→ **What the exercise asks**: Give back all of the data exactly as it stands, with the pictures removed.

→ **Data for this task**:
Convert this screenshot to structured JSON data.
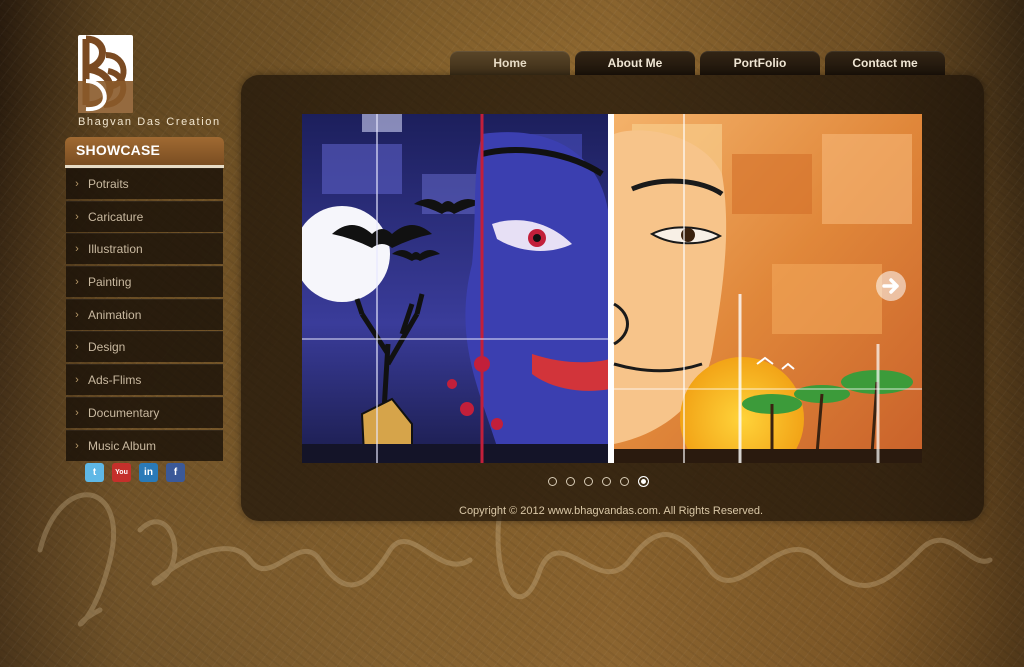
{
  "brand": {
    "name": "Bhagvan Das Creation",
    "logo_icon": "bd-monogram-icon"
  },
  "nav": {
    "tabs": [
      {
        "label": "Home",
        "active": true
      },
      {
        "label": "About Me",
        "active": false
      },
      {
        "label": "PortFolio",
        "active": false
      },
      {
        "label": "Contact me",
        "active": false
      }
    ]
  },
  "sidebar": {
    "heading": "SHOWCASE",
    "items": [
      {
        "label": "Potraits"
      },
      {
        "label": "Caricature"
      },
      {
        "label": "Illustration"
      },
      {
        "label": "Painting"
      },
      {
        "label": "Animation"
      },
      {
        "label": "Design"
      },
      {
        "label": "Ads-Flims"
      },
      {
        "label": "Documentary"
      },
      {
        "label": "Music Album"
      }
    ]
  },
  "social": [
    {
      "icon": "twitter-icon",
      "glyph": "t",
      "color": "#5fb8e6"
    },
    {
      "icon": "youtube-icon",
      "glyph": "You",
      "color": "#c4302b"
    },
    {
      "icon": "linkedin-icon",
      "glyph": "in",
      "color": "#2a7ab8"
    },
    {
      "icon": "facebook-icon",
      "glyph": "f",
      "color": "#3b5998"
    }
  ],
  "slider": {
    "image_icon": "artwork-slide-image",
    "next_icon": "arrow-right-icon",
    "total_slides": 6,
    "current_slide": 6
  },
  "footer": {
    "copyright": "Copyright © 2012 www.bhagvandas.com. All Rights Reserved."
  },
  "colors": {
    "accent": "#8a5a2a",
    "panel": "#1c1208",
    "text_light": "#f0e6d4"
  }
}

→ **Answer to this task**:
Convert this screenshot to structured JSON data.
{
  "brand": {
    "name": "Bhagvan Das Creation",
    "logo_icon": "bd-monogram-icon"
  },
  "nav": {
    "tabs": [
      {
        "label": "Home",
        "active": true
      },
      {
        "label": "About Me",
        "active": false
      },
      {
        "label": "PortFolio",
        "active": false
      },
      {
        "label": "Contact me",
        "active": false
      }
    ]
  },
  "sidebar": {
    "heading": "SHOWCASE",
    "items": [
      {
        "label": "Potraits"
      },
      {
        "label": "Caricature"
      },
      {
        "label": "Illustration"
      },
      {
        "label": "Painting"
      },
      {
        "label": "Animation"
      },
      {
        "label": "Design"
      },
      {
        "label": "Ads-Flims"
      },
      {
        "label": "Documentary"
      },
      {
        "label": "Music Album"
      }
    ]
  },
  "social": [
    {
      "icon": "twitter-icon",
      "glyph": "t",
      "color": "#5fb8e6"
    },
    {
      "icon": "youtube-icon",
      "glyph": "You",
      "color": "#c4302b"
    },
    {
      "icon": "linkedin-icon",
      "glyph": "in",
      "color": "#2a7ab8"
    },
    {
      "icon": "facebook-icon",
      "glyph": "f",
      "color": "#3b5998"
    }
  ],
  "slider": {
    "image_icon": "artwork-slide-image",
    "next_icon": "arrow-right-icon",
    "total_slides": 6,
    "current_slide": 6
  },
  "footer": {
    "copyright": "Copyright © 2012 www.bhagvandas.com. All Rights Reserved."
  },
  "colors": {
    "accent": "#8a5a2a",
    "panel": "#1c1208",
    "text_light": "#f0e6d4"
  }
}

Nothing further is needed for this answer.